From 1961 to 1964 Hampson worked for advertising and for magazines such as Radio Times. His work for Ladybird was carried out between 1964 and 1971 though the last book, on Winston Churchill, was not published because of Hampson's ill health. He was acknowledged as a great comic artist in the seventies and in the eighties, Eagle comic was briefly revived. However, in 1982, Hampson suffered a massive stroke and he died three years later.

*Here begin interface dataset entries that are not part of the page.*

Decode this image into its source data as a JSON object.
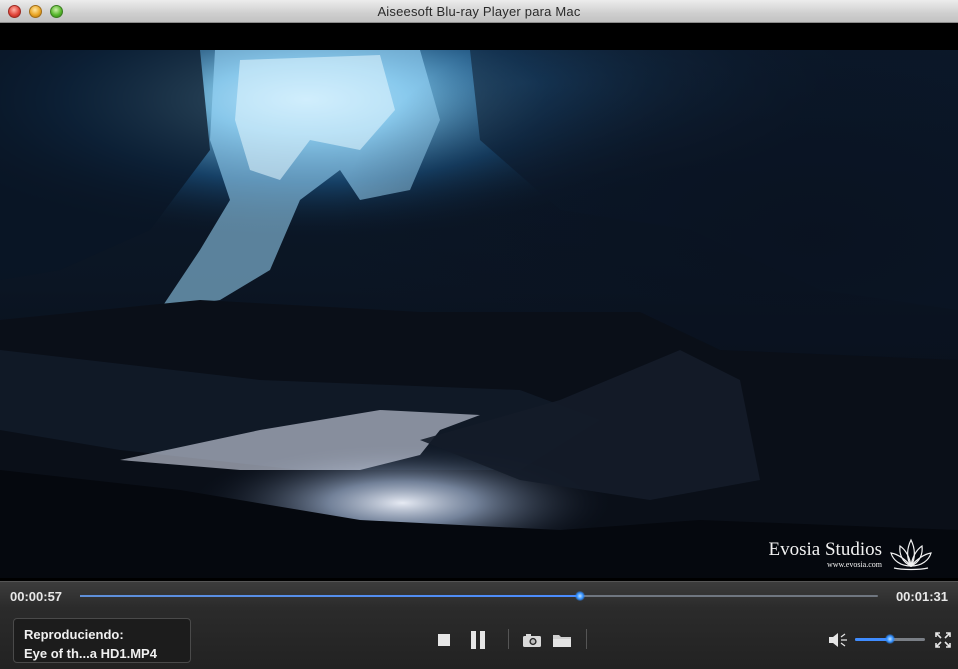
{
  "window": {
    "title": "Aiseesoft Blu-ray Player para Mac"
  },
  "video": {
    "watermark_brand": "Evosia Studios",
    "watermark_url": "www.evosia.com"
  },
  "playback": {
    "current_time": "00:00:57",
    "duration": "00:01:31",
    "progress_fraction": 0.626,
    "volume_fraction": 0.5
  },
  "now_playing": {
    "label": "Reproduciendo:",
    "filename": "Eye of th...a HD1.MP4"
  },
  "icons": {
    "stop": "stop-icon",
    "pause": "pause-icon",
    "snapshot": "camera-icon",
    "open": "folder-icon",
    "volume": "speaker-icon",
    "fullscreen": "fullscreen-icon",
    "logo": "lotus-icon"
  },
  "colors": {
    "accent": "#3f8cff",
    "control_bar": "#262626",
    "text": "#f0f0f0"
  }
}
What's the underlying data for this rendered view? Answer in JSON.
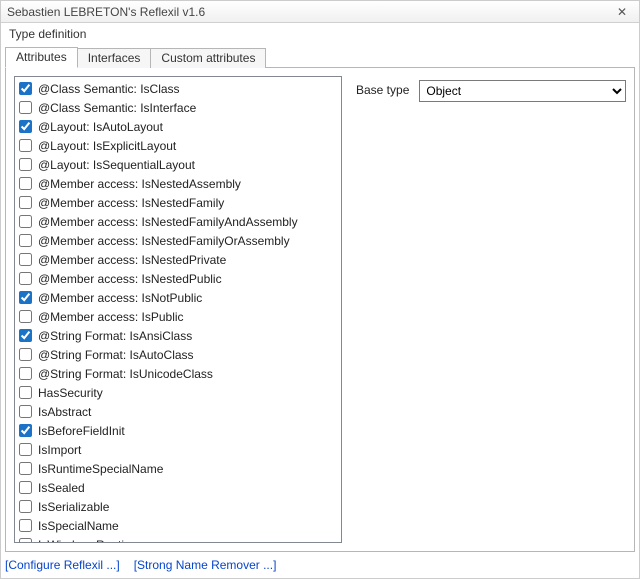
{
  "window": {
    "title": "Sebastien LEBRETON's Reflexil v1.6",
    "close_glyph": "✕"
  },
  "subtitle": "Type definition",
  "tabs": [
    {
      "label": "Attributes",
      "active": true
    },
    {
      "label": "Interfaces",
      "active": false
    },
    {
      "label": "Custom attributes",
      "active": false
    }
  ],
  "baseType": {
    "label": "Base type",
    "value": "Object",
    "options": [
      "Object"
    ]
  },
  "attributes": [
    {
      "label": "@Class Semantic: IsClass",
      "checked": true
    },
    {
      "label": "@Class Semantic: IsInterface",
      "checked": false
    },
    {
      "label": "@Layout: IsAutoLayout",
      "checked": true
    },
    {
      "label": "@Layout: IsExplicitLayout",
      "checked": false
    },
    {
      "label": "@Layout: IsSequentialLayout",
      "checked": false
    },
    {
      "label": "@Member access: IsNestedAssembly",
      "checked": false
    },
    {
      "label": "@Member access: IsNestedFamily",
      "checked": false
    },
    {
      "label": "@Member access: IsNestedFamilyAndAssembly",
      "checked": false
    },
    {
      "label": "@Member access: IsNestedFamilyOrAssembly",
      "checked": false
    },
    {
      "label": "@Member access: IsNestedPrivate",
      "checked": false
    },
    {
      "label": "@Member access: IsNestedPublic",
      "checked": false
    },
    {
      "label": "@Member access: IsNotPublic",
      "checked": true
    },
    {
      "label": "@Member access: IsPublic",
      "checked": false
    },
    {
      "label": "@String Format: IsAnsiClass",
      "checked": true
    },
    {
      "label": "@String Format: IsAutoClass",
      "checked": false
    },
    {
      "label": "@String Format: IsUnicodeClass",
      "checked": false
    },
    {
      "label": "HasSecurity",
      "checked": false
    },
    {
      "label": "IsAbstract",
      "checked": false
    },
    {
      "label": "IsBeforeFieldInit",
      "checked": true
    },
    {
      "label": "IsImport",
      "checked": false
    },
    {
      "label": "IsRuntimeSpecialName",
      "checked": false
    },
    {
      "label": "IsSealed",
      "checked": false
    },
    {
      "label": "IsSerializable",
      "checked": false
    },
    {
      "label": "IsSpecialName",
      "checked": false
    },
    {
      "label": "IsWindowsRuntime",
      "checked": false
    }
  ],
  "footer": {
    "configure": "[Configure Reflexil ...]",
    "strongName": "[Strong Name Remover ...]"
  }
}
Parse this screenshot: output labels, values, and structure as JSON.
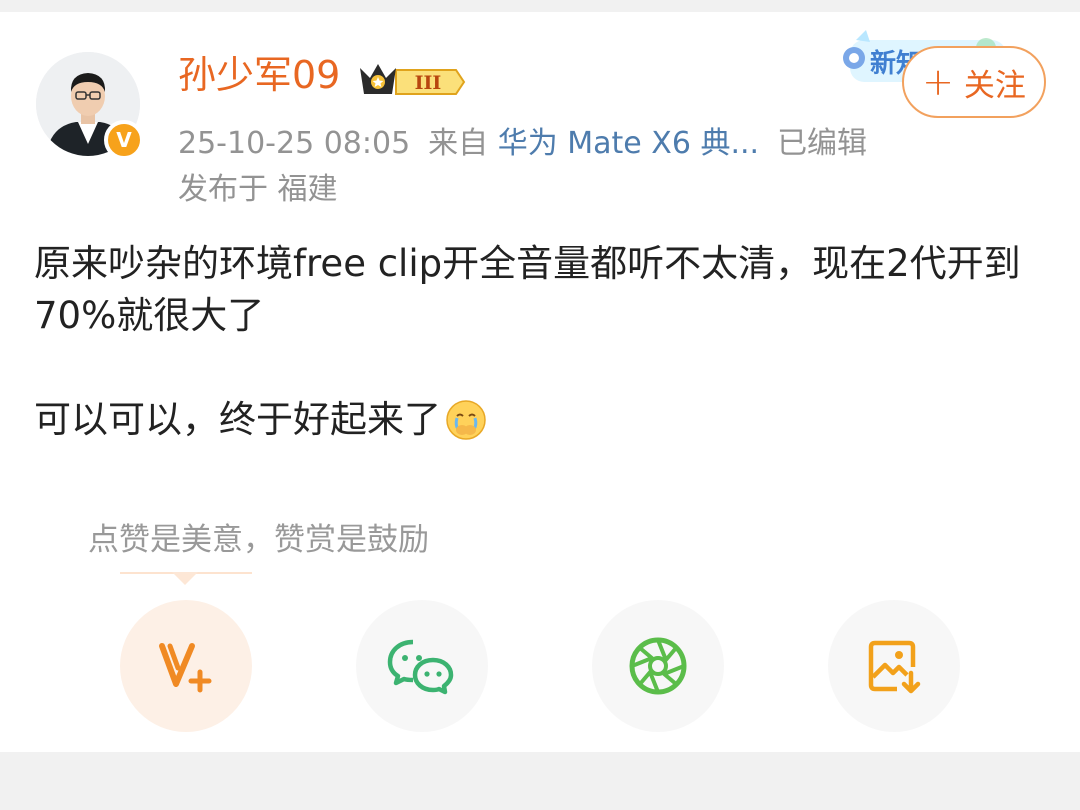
{
  "post": {
    "author": {
      "name": "孙少军09",
      "level_badge": "III",
      "verified_mark": "V"
    },
    "follow_label": "关注",
    "banner_text": "新知",
    "meta": {
      "timestamp": "25-10-25 08:05",
      "from_prefix": "来自",
      "source": "华为 Mate X6 典...",
      "edited": "已编辑"
    },
    "location": "发布于 福建",
    "content": {
      "paragraph_1": "原来吵杂的环境free clip开全音量都听不太清，现在2代开到70%就很大了",
      "paragraph_2": "可以可以，终于好起来了"
    },
    "reward_hint": "点赞是美意，赞赏是鼓励",
    "actions": [
      {
        "name": "reward",
        "icon": "v-plus-icon",
        "color": "#f08a24"
      },
      {
        "name": "wechat",
        "icon": "wechat-icon",
        "color": "#3cb371"
      },
      {
        "name": "moments",
        "icon": "wechat-moments-icon",
        "color": "#5bbd4a"
      },
      {
        "name": "save-image",
        "icon": "save-image-icon",
        "color": "#f2a11b"
      }
    ]
  }
}
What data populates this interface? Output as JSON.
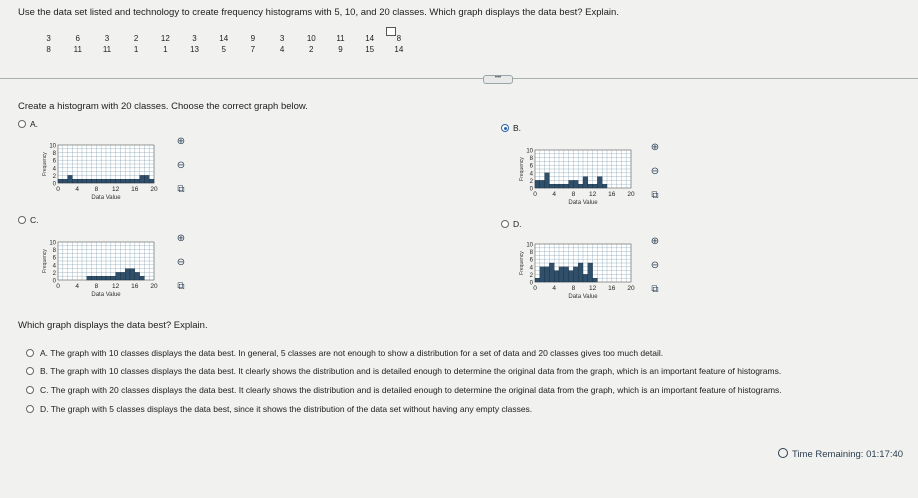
{
  "question": "Use the data set listed and technology to create frequency histograms with 5, 10, and 20 classes. Which graph displays the data best? Explain.",
  "data_rows": [
    [
      "3",
      "6",
      "3",
      "2",
      "12",
      "3",
      "14",
      "9",
      "3",
      "10",
      "11",
      "14",
      "8"
    ],
    [
      "8",
      "11",
      "11",
      "1",
      "1",
      "13",
      "5",
      "7",
      "4",
      "2",
      "9",
      "15",
      "14"
    ]
  ],
  "instruction": "Create a histogram with 20 classes. Choose the correct graph below.",
  "expand_handle": "•••",
  "graph_options": [
    {
      "letter": "A.",
      "selected": false
    },
    {
      "letter": "B.",
      "selected": true
    },
    {
      "letter": "C.",
      "selected": false
    },
    {
      "letter": "D.",
      "selected": false
    }
  ],
  "chart_data": [
    {
      "option": "A",
      "type": "bar",
      "xlim": [
        0,
        20
      ],
      "ylim": [
        0,
        10
      ],
      "xticks": [
        "0",
        "4",
        "8",
        "12",
        "16",
        "20"
      ],
      "yticks": [
        "0",
        "2",
        "4",
        "6",
        "8",
        "10"
      ],
      "xlabel": "Data Value",
      "ylabel": "Frequency",
      "values": [
        1,
        1,
        2,
        1,
        1,
        1,
        1,
        1,
        1,
        1,
        1,
        1,
        1,
        1,
        1,
        1,
        1,
        2,
        2,
        1
      ]
    },
    {
      "option": "B",
      "type": "bar",
      "xlim": [
        0,
        20
      ],
      "ylim": [
        0,
        10
      ],
      "xticks": [
        "0",
        "4",
        "8",
        "12",
        "16",
        "20"
      ],
      "yticks": [
        "0",
        "2",
        "4",
        "6",
        "8",
        "10"
      ],
      "xlabel": "Data Value",
      "ylabel": "Frequency",
      "values": [
        2,
        2,
        4,
        1,
        1,
        1,
        1,
        2,
        2,
        1,
        3,
        1,
        1,
        3,
        1,
        0,
        0,
        0,
        0,
        0
      ]
    },
    {
      "option": "C",
      "type": "bar",
      "xlim": [
        0,
        20
      ],
      "ylim": [
        0,
        10
      ],
      "xticks": [
        "0",
        "4",
        "8",
        "12",
        "16",
        "20"
      ],
      "yticks": [
        "0",
        "2",
        "4",
        "6",
        "8",
        "10"
      ],
      "xlabel": "Data Value",
      "ylabel": "Frequency",
      "values": [
        0,
        0,
        0,
        0,
        0,
        0,
        1,
        1,
        1,
        1,
        1,
        1,
        2,
        2,
        3,
        3,
        2,
        1,
        0,
        0
      ]
    },
    {
      "option": "D",
      "type": "bar",
      "xlim": [
        0,
        20
      ],
      "ylim": [
        0,
        10
      ],
      "xticks": [
        "0",
        "4",
        "8",
        "12",
        "16",
        "20"
      ],
      "yticks": [
        "0",
        "2",
        "4",
        "6",
        "8",
        "10"
      ],
      "xlabel": "Data Value",
      "ylabel": "Frequency",
      "values": [
        1,
        4,
        4,
        5,
        3,
        4,
        4,
        3,
        4,
        5,
        2,
        5,
        1,
        0,
        0,
        0,
        0,
        0,
        0,
        0
      ]
    }
  ],
  "prompt2": "Which graph displays the data best? Explain.",
  "answers": [
    {
      "letter": "A.",
      "text": "The graph with 10 classes displays the data best. In general, 5 classes are not enough to show a distribution for a set of data and 20 classes gives too much detail."
    },
    {
      "letter": "B.",
      "text": "The graph with 10 classes displays the data best. It clearly shows the distribution and is detailed enough to determine the original data from the graph, which is an important feature of histograms."
    },
    {
      "letter": "C.",
      "text": "The graph with 20 classes displays the data best. It clearly shows the distribution and is detailed enough to determine the original data from the graph, which is an important feature of histograms."
    },
    {
      "letter": "D.",
      "text": "The graph with 5 classes displays the data best, since it shows the distribution of the data set without having any empty classes."
    }
  ],
  "timer": "Time Remaining: 01:17:40",
  "colors": {
    "bar": "#2f4f6b",
    "grid": "#7d9cad",
    "selected": "#2a62a8",
    "icon": "#2b3f55"
  },
  "icons": {
    "zoom_in": "zoom-in-icon",
    "zoom_out": "zoom-out-icon",
    "popout": "popout-icon",
    "copy": "copy-icon",
    "clock": "clock-icon"
  }
}
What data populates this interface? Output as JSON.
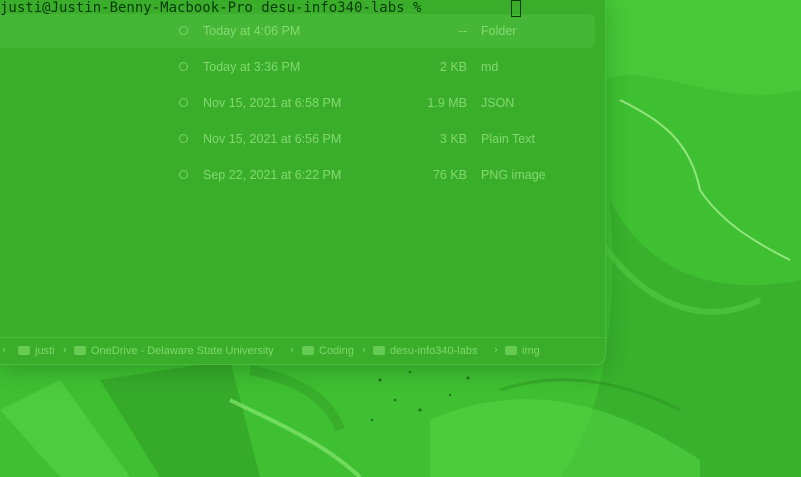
{
  "terminal": {
    "prompt": "justi@Justin-Benny-Macbook-Pro desu-info340-labs % "
  },
  "finder": {
    "rows": [
      {
        "date": "Today at 4:06 PM",
        "size": "--",
        "kind": "Folder"
      },
      {
        "date": "Today at 3:36 PM",
        "size": "2 KB",
        "kind": "md"
      },
      {
        "date": "Nov 15, 2021 at 6:58 PM",
        "size": "1.9 MB",
        "kind": "JSON"
      },
      {
        "date": "Nov 15, 2021 at 6:56 PM",
        "size": "3 KB",
        "kind": "Plain Text"
      },
      {
        "date": "Sep 22, 2021 at 6:22 PM",
        "size": "76 KB",
        "kind": "PNG image"
      }
    ],
    "path": [
      "justi",
      "OneDrive - Delaware State University",
      "Coding",
      "desu-info340-labs",
      "img"
    ],
    "path_separator": "›",
    "sync_icon": "icloud-status-icon",
    "folder_icon": "folder-icon"
  },
  "colors": {
    "background": "#3fbf32",
    "window": "#3aae2b",
    "text": "#96e682"
  }
}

The Dictionary simply states that he was an equestrian artist who illustrated some children’s books, among them the Ladybirds we know about and six of the Rev. W. Awdry’s "Railway Series". However, the book "The Thomas the Tank Engine Man" by Brian Sibley (Heinemann, 1995) states that he studied at Leicester College of Art and worked as a commercial artist and illustrator and, in later life, "became a distinguished painter of animal studies and sporting scenes". There is even a picture of him, pipe in mouth, working intently on a canvas.
Born in London, he was educated at Eton and studied in London (1928-31). During WW2 he served as a flying instructor in the RAF and was awarded the AFC in 1945. He has done much advertising work for Shell, completed a series of paintings of natural history subjects for the Midland Bank and decorated a number of ships. He has written and illustrated many books on natural history, mostly for children, his detailed style bearing similarities to that of Rowland Hilder.
He grew up in Oldham, Lancs. He studied at Oldham School of Art and at Goldsmiths’ College, concentrating on wood engraving, lithography and illustration. The books he illustrated were usually adventure stories, such as Stevenson’s Catriona (1947). He illustrated two books for Peter Lunn, The Haunted Island and Spanish Galleon with textured pencil drawings, the full-page illustrations printed black over various colours. They are very well drawn and full of action.